Website and app data records
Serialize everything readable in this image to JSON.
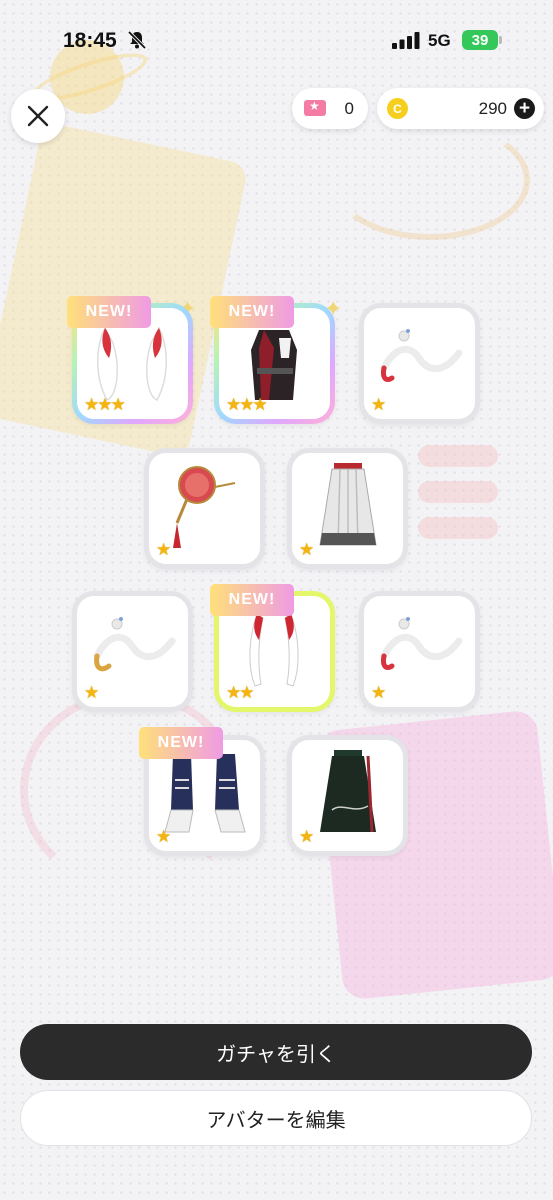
{
  "status_bar": {
    "time": "18:45",
    "network": "5G",
    "battery": "39"
  },
  "header": {
    "ticket_count": "0",
    "coin_count": "290"
  },
  "items": [
    {
      "name": "white-red-ears",
      "stars": "★★★",
      "new": true
    },
    {
      "name": "black-red-jacket",
      "stars": "★★★",
      "new": true
    },
    {
      "name": "white-dragon-accessory",
      "stars": "★",
      "new": false
    },
    {
      "name": "red-fan-accessory",
      "stars": "★",
      "new": false
    },
    {
      "name": "white-hakama-skirt",
      "stars": "★",
      "new": false
    },
    {
      "name": "gold-white-dragon-accessory",
      "stars": "★",
      "new": false
    },
    {
      "name": "red-white-horns",
      "stars": "★★",
      "new": true
    },
    {
      "name": "red-white-dragon-accessory",
      "stars": "★",
      "new": false
    },
    {
      "name": "navy-white-boots",
      "stars": "★",
      "new": true
    },
    {
      "name": "black-hakama-skirt",
      "stars": "★",
      "new": false
    }
  ],
  "new_badge_label": "NEW!",
  "buttons": {
    "gacha": "ガチャを引く",
    "edit_avatar": "アバターを編集"
  },
  "colors": {
    "primary_button": "#2b2b2b",
    "star": "#f5b50f",
    "battery": "#34c759",
    "coin": "#f6cf1e",
    "ticket": "#f47ba3"
  }
}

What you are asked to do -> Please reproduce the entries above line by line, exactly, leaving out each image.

Response ->
Serialize everything readable in this image to JSON.
{
  "status_bar": {
    "time": "18:45",
    "network": "5G",
    "battery": "39"
  },
  "header": {
    "ticket_count": "0",
    "coin_count": "290"
  },
  "items": [
    {
      "name": "white-red-ears",
      "stars": "★★★",
      "new": true
    },
    {
      "name": "black-red-jacket",
      "stars": "★★★",
      "new": true
    },
    {
      "name": "white-dragon-accessory",
      "stars": "★",
      "new": false
    },
    {
      "name": "red-fan-accessory",
      "stars": "★",
      "new": false
    },
    {
      "name": "white-hakama-skirt",
      "stars": "★",
      "new": false
    },
    {
      "name": "gold-white-dragon-accessory",
      "stars": "★",
      "new": false
    },
    {
      "name": "red-white-horns",
      "stars": "★★",
      "new": true
    },
    {
      "name": "red-white-dragon-accessory",
      "stars": "★",
      "new": false
    },
    {
      "name": "navy-white-boots",
      "stars": "★",
      "new": true
    },
    {
      "name": "black-hakama-skirt",
      "stars": "★",
      "new": false
    }
  ],
  "new_badge_label": "NEW!",
  "buttons": {
    "gacha": "ガチャを引く",
    "edit_avatar": "アバターを編集"
  },
  "colors": {
    "primary_button": "#2b2b2b",
    "star": "#f5b50f",
    "battery": "#34c759",
    "coin": "#f6cf1e",
    "ticket": "#f47ba3"
  }
}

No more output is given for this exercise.